Do Manchester Retail Parks Have A Future?
Consultation has begun for a rethink of its 325K SF scheme at Manchester Fort Shopping Park in Cheetham Hill.
A cinema, a hotel and flexible retail space are promised in the Manchester Fort 2020s Vision — a draft Development Framework that, once adopted formally, will guide future development of the Manchester Fort Shopping Park.
Manchester Fort in Cheetham Hill opened in 2005 and with 36 units it remains the largest shopping park of its kind in Greater Manchester.
The document, drawn up by Turley, envisages further steps away from bulky goods retail and into the more solid territory offered by brands such as Next, H&M, Boots and M&S Food. It will yoke the site to the 15,000 new homes being built as part of the immediate area’s Northern Gateway initiative. Largely dead frontages are to be revived. Halfords and B&Q, the last remnants of bulky goods retail, will provide the space for new thinking as the scheme pivots to a more local, more leisure-oriented focus.

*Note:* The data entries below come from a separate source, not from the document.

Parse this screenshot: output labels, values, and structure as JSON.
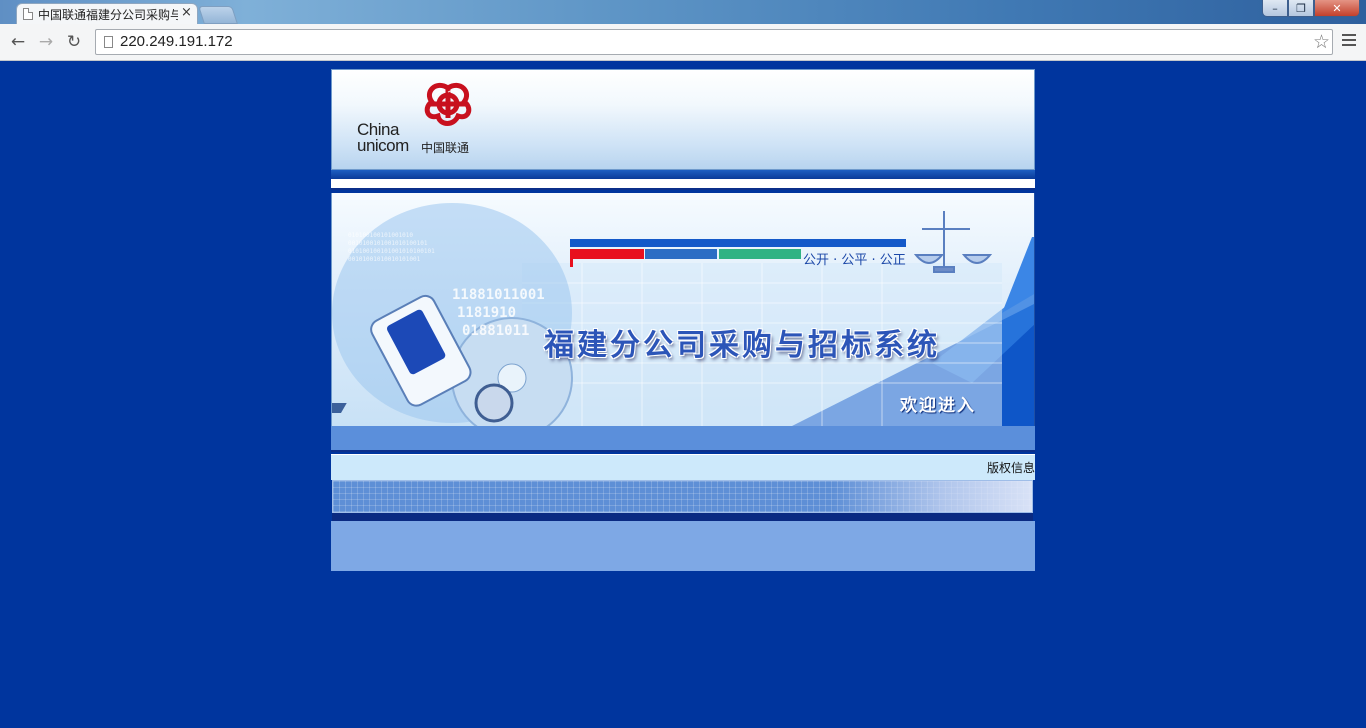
{
  "browser": {
    "tab_title": "中国联通福建分公司采购与招标系统",
    "tab_close": "×",
    "url": "220.249.191.172",
    "window_buttons": {
      "minimize": "–",
      "restore": "❐",
      "close": "✕"
    },
    "nav": {
      "back": "←",
      "forward": "→",
      "reload": "↻",
      "star": "☆"
    }
  },
  "header": {
    "logo_text_line1": "China",
    "logo_text_line2": "unicom",
    "logo_text_cn": "中国联通",
    "logo_color": "#c8101e"
  },
  "banner": {
    "slogan": "公开 · 公平 · 公正",
    "title": "福建分公司采购与招标系统",
    "welcome": "欢迎进入",
    "stripe_colors": [
      "#e8101e",
      "#2c6dc4",
      "#2fb383"
    ]
  },
  "footer": {
    "copyright": "版权信息"
  },
  "colors": {
    "page_background": "#00359e",
    "band_blue": "#5b8fdb",
    "copyright_bg": "#cde9fb"
  }
}
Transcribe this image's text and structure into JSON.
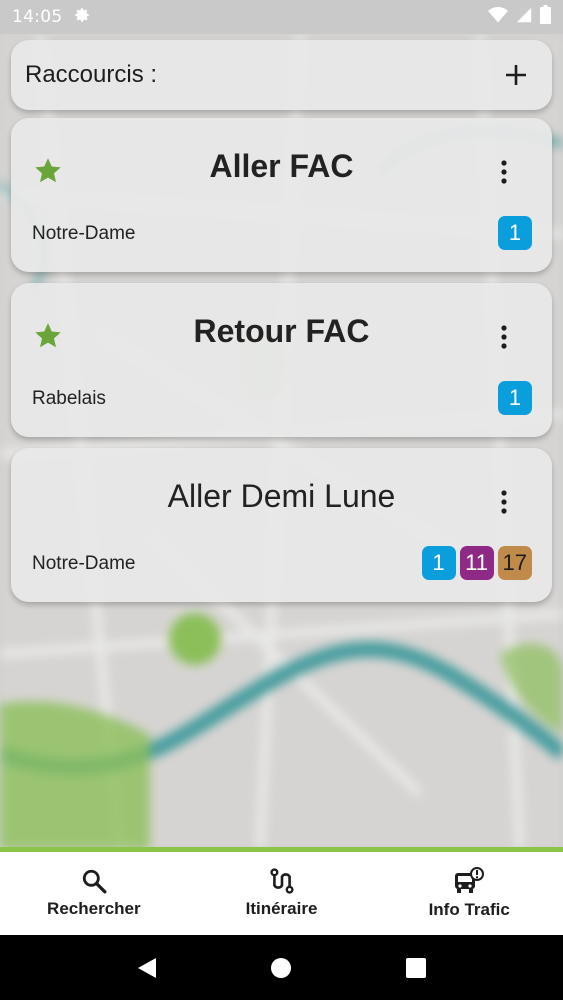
{
  "status_bar": {
    "time": "14:05",
    "icons": [
      "gear-icon",
      "wifi-icon",
      "signal-icon",
      "battery-icon"
    ]
  },
  "shortcuts_header": {
    "title": "Raccourcis :",
    "add_icon": "plus-icon"
  },
  "shortcuts": [
    {
      "name": "Aller FAC",
      "favorite": true,
      "stop": "Notre-Dame",
      "lines": [
        {
          "label": "1",
          "color": "#0a9fdc",
          "text_color": "#ffffff"
        }
      ]
    },
    {
      "name": "Retour FAC",
      "favorite": true,
      "stop": "Rabelais",
      "lines": [
        {
          "label": "1",
          "color": "#0a9fdc",
          "text_color": "#ffffff"
        }
      ]
    },
    {
      "name": "Aller Demi Lune",
      "favorite": false,
      "stop": "Notre-Dame",
      "lines": [
        {
          "label": "1",
          "color": "#0a9fdc",
          "text_color": "#ffffff"
        },
        {
          "label": "11",
          "color": "#8e2a85",
          "text_color": "#ffffff"
        },
        {
          "label": "17",
          "color": "#c08a4a",
          "text_color": "#1d1d1d"
        }
      ]
    }
  ],
  "bottom_nav": {
    "items": [
      {
        "label": "Rechercher",
        "icon": "search-icon"
      },
      {
        "label": "Itinéraire",
        "icon": "route-icon"
      },
      {
        "label": "Info Trafic",
        "icon": "bus-alert-icon"
      }
    ]
  },
  "colors": {
    "accent_green": "#8ac54a",
    "star_green": "#6aa53a",
    "map_river": "#4a9ea0"
  },
  "system_nav": {
    "icons": [
      "back-icon",
      "home-icon",
      "recents-icon"
    ]
  }
}
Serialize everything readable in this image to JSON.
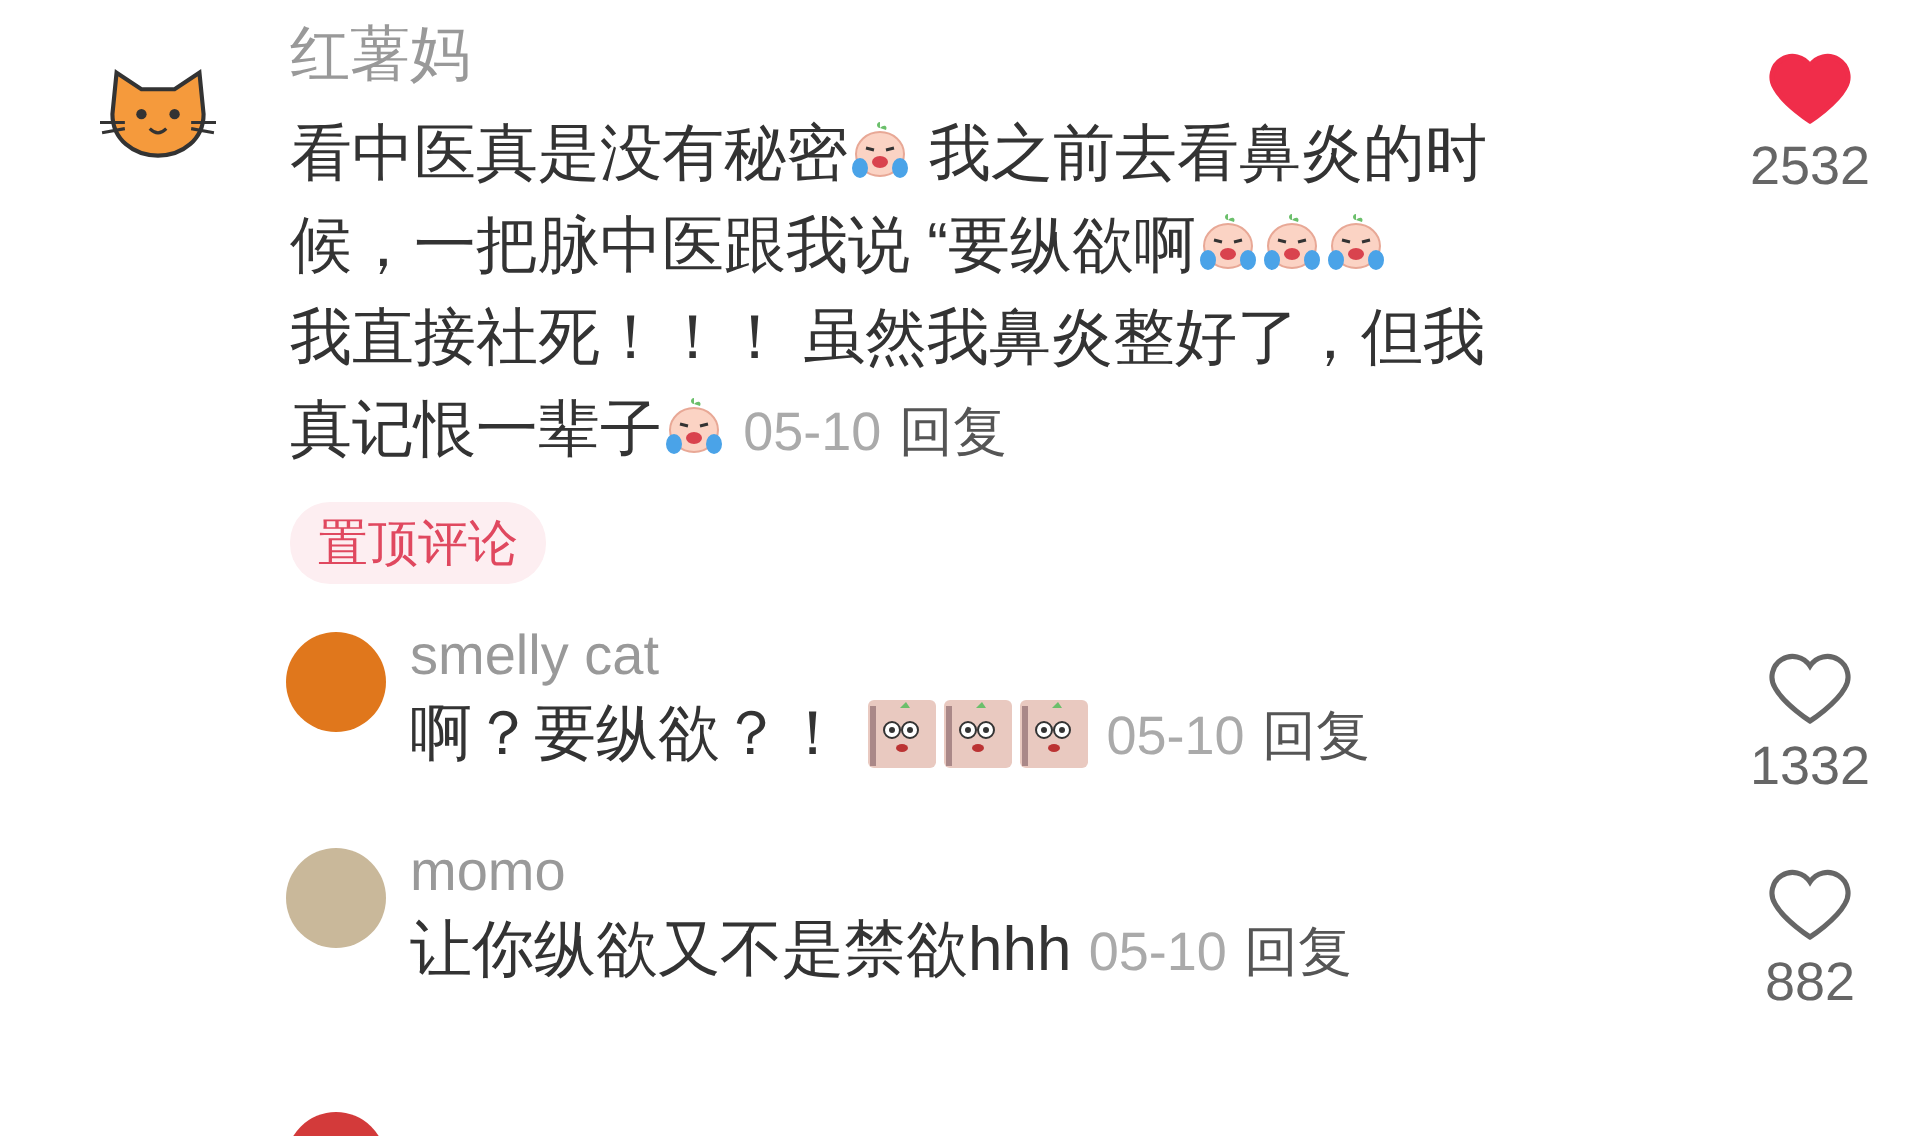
{
  "comment": {
    "author": "红薯妈",
    "body": [
      {
        "kind": "text",
        "text": "看中医真是没有秘密"
      },
      {
        "kind": "crying-emoji"
      },
      {
        "kind": "text",
        "text": " 我之前去看鼻炎的时"
      },
      {
        "kind": "text",
        "text": "候，一把脉中医跟我说 “要纵欲啊"
      },
      {
        "kind": "crying-emoji"
      },
      {
        "kind": "crying-emoji"
      },
      {
        "kind": "crying-emoji"
      },
      {
        "kind": "text",
        "text": "我直接社死！！！ 虽然我鼻炎整好了，但我"
      },
      {
        "kind": "text",
        "text": "真记恨一辈子"
      },
      {
        "kind": "crying-emoji"
      }
    ],
    "date": "05-10",
    "reply": "回复",
    "tag": "置顶评论",
    "liked": true,
    "likes": "2532"
  },
  "replies": [
    {
      "author": "smelly cat",
      "body": [
        {
          "kind": "text",
          "text": "啊？要纵欲？！ "
        },
        {
          "kind": "sticker"
        },
        {
          "kind": "sticker"
        },
        {
          "kind": "sticker"
        }
      ],
      "date": "05-10",
      "reply": "回复",
      "liked": false,
      "likes": "1332"
    },
    {
      "author": "momo",
      "body": [
        {
          "kind": "text",
          "text": "让你纵欲又不是禁欲hhh"
        }
      ],
      "date": "05-10",
      "reply": "回复",
      "liked": false,
      "likes": "882"
    }
  ]
}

Nuveen confronts the same dilemma as other owners and investors in retail parks. The last five years has seen a withering of the special kinds of large volume retailers on which they depended: The failures of Maplin Electronics, Toys R Us and Poundworld, each of which took large out-of-town retail park portfolios, has been compounded by trouble at BHS, Debenhams and Marks & Spencer. More woe from the mid-price diners is likely to follow. Even Next, the linchpin of the modern retail park, looks a little less rosy than it did with announcements last week that online sales were racing ahead as in-store takings continued to plunge.
The hope had been that out-of-town retail made for ideal socially distanced shopping, but the news for many retail parks is grim. This week the 199K SF Fiveways centre in Birmingham fell into administration along with two others controlled by Blackstone and Abu Dhabi investors. The mix of closed cinemas, closed casinos, closed gyms and closed bars and restaurants proved too much, and a sale is now pending.
Simultaneously, sniffing a change in the air, RDI REIT offloaded its UK retail parks portfolio for £156.9M, a 3% discount on the book value reported in February 2020 but, in the circumstances, not a bad price. The transaction will be used to pay down approximately £100M of the AUK revolving credit facility with the remainder held in cash to enhance cash and facility headroom.
“While big-box retail — those sprawling megastores that have proliferated in recent decades — has performed well compared to other parts of the sector over this year, investors and developers are looking to conversions in a bid to take advantage of the higher returns and strong rental growth of the logistics sector,” JLL said.